The Catholic faith and the assertion of my God-given right to the English crown are the two issues on which I am condemned, and yet I am not allowed to say that it is for the Catholic religion that I die, but for fear of interference with theirs. The proof of this is that they have taken away my chaplain, and although he is in the building, I have not been able to get permission for him to come and hear my confession and give me the Last Sacrament, while they have been most insistent that I receive the consolation and instruction of their minister, brought here for that purpose. The bearer of this letter and his companions, most of them your subjects, will testify to my conduct at my last hour.

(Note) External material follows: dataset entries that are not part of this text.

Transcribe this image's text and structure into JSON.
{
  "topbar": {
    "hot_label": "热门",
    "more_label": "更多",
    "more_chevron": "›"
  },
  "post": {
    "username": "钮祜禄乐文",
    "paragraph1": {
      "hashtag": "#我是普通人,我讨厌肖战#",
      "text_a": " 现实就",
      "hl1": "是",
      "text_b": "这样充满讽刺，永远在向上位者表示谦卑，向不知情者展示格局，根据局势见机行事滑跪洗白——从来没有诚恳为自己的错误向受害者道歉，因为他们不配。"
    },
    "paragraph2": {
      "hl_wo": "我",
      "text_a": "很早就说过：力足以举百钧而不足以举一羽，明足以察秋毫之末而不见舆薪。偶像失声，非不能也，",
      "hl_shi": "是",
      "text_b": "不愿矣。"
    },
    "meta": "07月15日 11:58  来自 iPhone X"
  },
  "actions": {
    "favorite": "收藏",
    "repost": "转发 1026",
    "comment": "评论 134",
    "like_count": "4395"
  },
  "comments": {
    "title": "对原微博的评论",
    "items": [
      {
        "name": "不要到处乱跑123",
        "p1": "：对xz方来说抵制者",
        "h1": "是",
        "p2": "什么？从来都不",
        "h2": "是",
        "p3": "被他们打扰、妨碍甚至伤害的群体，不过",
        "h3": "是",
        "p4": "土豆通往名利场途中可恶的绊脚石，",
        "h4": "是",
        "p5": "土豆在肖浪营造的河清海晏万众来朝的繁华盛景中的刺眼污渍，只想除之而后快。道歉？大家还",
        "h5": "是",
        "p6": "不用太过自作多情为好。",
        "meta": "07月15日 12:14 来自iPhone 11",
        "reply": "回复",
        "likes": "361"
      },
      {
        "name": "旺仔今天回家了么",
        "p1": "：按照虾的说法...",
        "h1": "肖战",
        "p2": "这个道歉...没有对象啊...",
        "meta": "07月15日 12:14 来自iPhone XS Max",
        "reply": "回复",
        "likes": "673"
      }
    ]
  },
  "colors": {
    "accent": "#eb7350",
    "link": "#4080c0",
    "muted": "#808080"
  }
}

It remains for me to beg Your Most Christian Majesty, my brother-in-law and old ally, who have always protested your love for me, to give proof now of your goodness on all these points: firstly by charity, in paying my unfortunate servants the wages due them – this is a burden on my conscience that only you can relieve: further, by having prayers offered to God for a queen who has borne the title Most Christian, and who dies a Catholic, stripped of all her possessions...

This Wednesday, two hours after midnight.

Your very loving and most true sister, Mary R

The execution of Mary, Queen of Scots
February 8, 1587

THE courtier and assassin Robert Wingfield was one of those present at Mary’s beheading in the castle of Fotheringay.

Then she being stripped of all her apparel saving her petticoat and kirtle, her two women beholding her made great lamentation, and crying and crossing themselves, prayed in Latin. She turning herself to them, embracing them, said these words in French, ‘Ne criez vous, j’ai promis pour vous,’ and so crossing and kissing them, bade them pray for her and rejoice, and not weep, for that now they should see an end of all their mistress’ troubles.

Then she, with smiling countenance, turned to her men servants, standing upon a bench nigh to the scaffold, who sometimes weeping, sometimes crying out aloud, and continually crossing themselves, prayed in Latin, and crossing them with her hand bade them farewell, wishing them to pray for her even until the last hour.

This done, one of the women, having a Corpus Christi cloth lapped up three-corner-ways, kissing it, put it over the Queen of Scots’ face, and pinned it fast to the caul of her head. Then the two women departed from her, she kneeling down upon the cushion most resolutely and without any token or fear of death, she spake aloud this psalm in Latin, ‘In te Domine confide, non confundar in aeternum, etc.’ Then groping for the block, she laid down her head, putting her chin over the block with both her hands, which holding there still, had been cut off had they not been spied. Then lying upon the block most quietly, and stretching out her arms, cried, ‘In manu tuas, Domine,’ three or four times. Then she lying very still upon the block, one of the executioners holding of her slightly with one of his hands, she endured two strokes of the other executioner his axe, she making very small noise or none at all, and not stirring any part of her from where she lay; and so the executioner cut off her head, saving one little gristle, which being cut in sunder, he lift up her head to the view of all the assembly, saying ‘God save the Queen’.

Then her dressing of lawn falling off from her head, it appeared as grey as one of three score and ten years old, polled very short, her face in a moment by so much altered from the form she had when she was alive, as few could remember her by her dead face. Her lips stirred up and down for a quarter of an hour after her head was cut off...

Extracts taken from Scotland: Her Story: The Nation’s History by the Women who Lived it, edited by Rosemary Goring (Birlinn, £20)